Dry granite stone dyke, H: 1.6m x L: 38m two loops of 15m and 17m
Commande of the Centre d’art (owner Ciap) in 1992
Born in England in 1956, Andy Goldsworthy lives and works in Dumfriesshire in Scotland.
Andy Goldsworthy conceived this work on the Island based on the history and geographical nature of the site and the artificial lake.
“The British landscape is rich in dry-stone dykes surrounding the fields. Their influence on my work has been greater than the circles of prehistoric stone that I occasionally visit. Dykes are living elements in the landscape and they are a great lesson for a sculptor, the way that they use material and place. It is a great lesson for sculptors. The sheep pens have their origins in those built by shepherds to shelter th
eir herds. I love to go inside them sometimes to shelter from the wind blowing in these hills. The place grows intense and calm with the dykes that delimit it, one feels protected there.
“At Vassivière I worked on the remains of a wall that once delimited a field but now, since the artificial lake was built, emerges from a wood and submerges in the water. I explored the frontier between the lake and the wood with the help of a wall that in itself is a frontier. It encloses the two spaces and accentuates their contrast. The differences between space and light in the two places emphasize the changes that have taken place. The wall evokes the sadness that one can feel for the eight villages that were drowned, but without objecting to the dam. Its presence lets one understand the nature of Vassivière. The past gives a work roots and attunes it with the place.
“I have never worked in a place that was suddenly transformed like Vassivière – today one still feels the impact – where nature, for all the transformation brought about, is still so powerful.
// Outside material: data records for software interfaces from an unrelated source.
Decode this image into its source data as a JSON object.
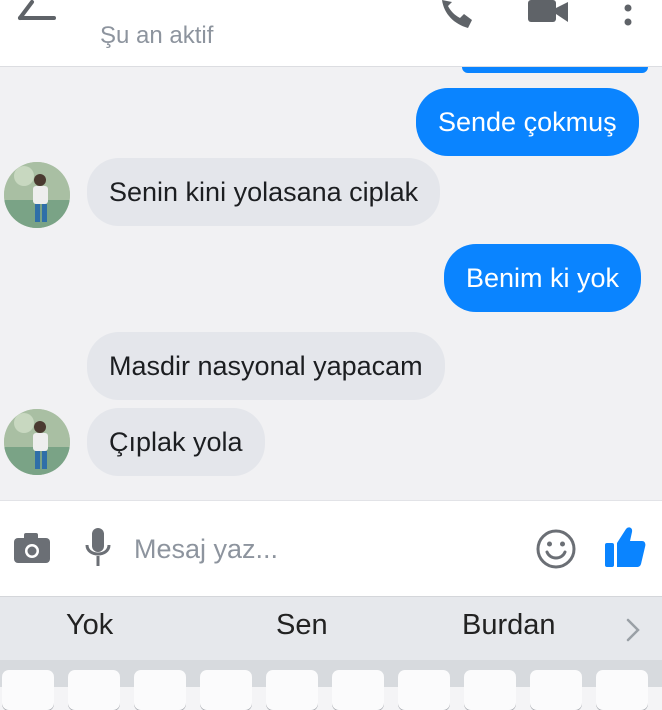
{
  "header": {
    "status": "Şu an aktif",
    "back_icon": "arrow-left-icon",
    "call_icon": "phone-icon",
    "video_icon": "video-camera-icon",
    "more_icon": "more-vertical-icon"
  },
  "messages": [
    {
      "direction": "outgoing",
      "text": "Sende çokmuş"
    },
    {
      "direction": "incoming",
      "text": "Senin kini yolasana ciplak"
    },
    {
      "direction": "outgoing",
      "text": "Benim ki yok"
    },
    {
      "direction": "incoming",
      "text": "Masdir nasyonal yapacam"
    },
    {
      "direction": "incoming",
      "text": "Çıplak yola"
    }
  ],
  "composer": {
    "placeholder": "Mesaj yaz...",
    "camera_icon": "camera-icon",
    "mic_icon": "microphone-icon",
    "emoji_icon": "smiley-icon",
    "like_icon": "thumbs-up-icon"
  },
  "suggestions": [
    "Yok",
    "Sen",
    "Burdan"
  ],
  "colors": {
    "accent": "#0a84ff",
    "incoming_bubble": "#e4e6eb",
    "background": "#f1f1f3"
  }
}
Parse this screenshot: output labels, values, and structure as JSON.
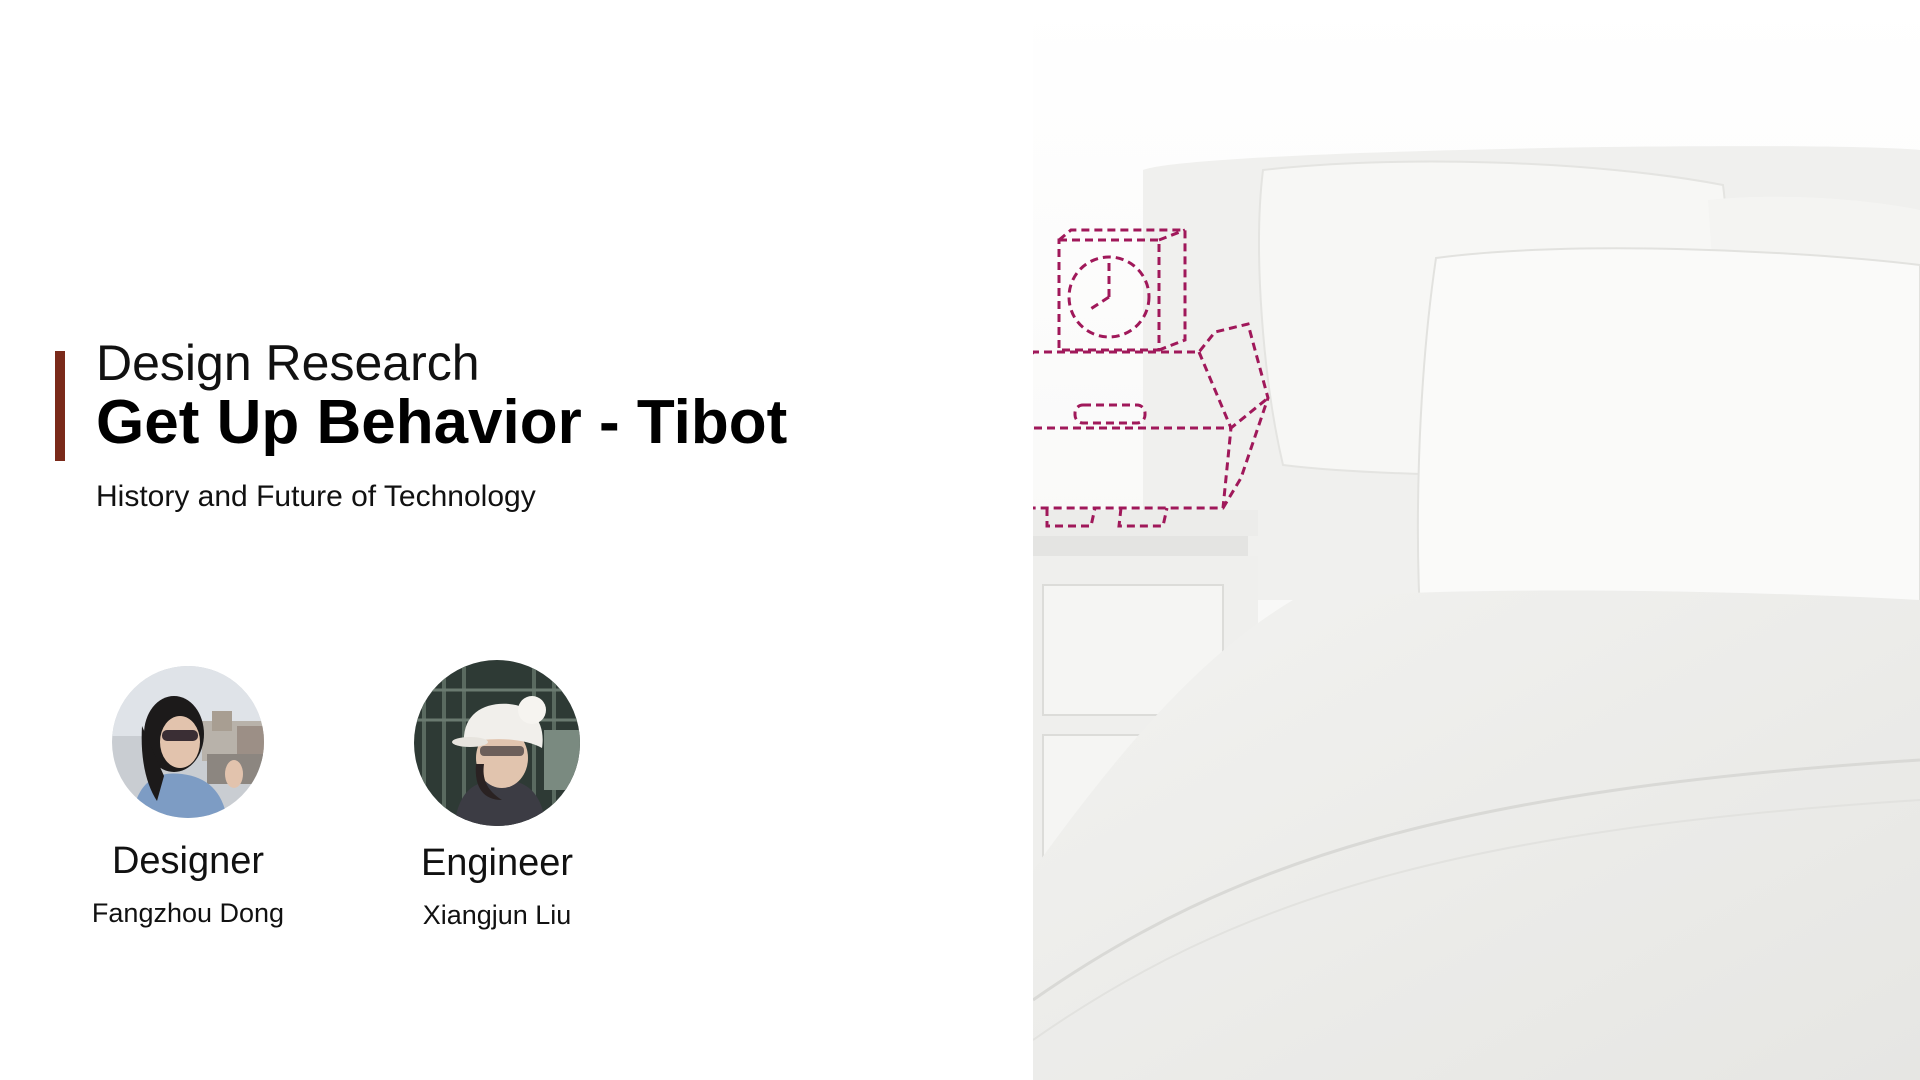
{
  "heading": {
    "kicker": "Design Research",
    "title": "Get Up Behavior - Tibot",
    "subtitle": "History and Future of Technology"
  },
  "team": [
    {
      "role": "Designer",
      "name": "Fangzhou Dong"
    },
    {
      "role": "Engineer",
      "name": "Xiangjun Liu"
    }
  ],
  "colors": {
    "accent": "#7a2a1a",
    "sketch": "#a0185a"
  },
  "icons": {
    "robot_sketch": "alarm-clock-robot-sketch-icon",
    "clock": "clock-icon"
  }
}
The dyke rises above a bank revealed by the re-encounter of two natures – wood and water – and by the fluctuations caused by the dam, the climate and the seasons.”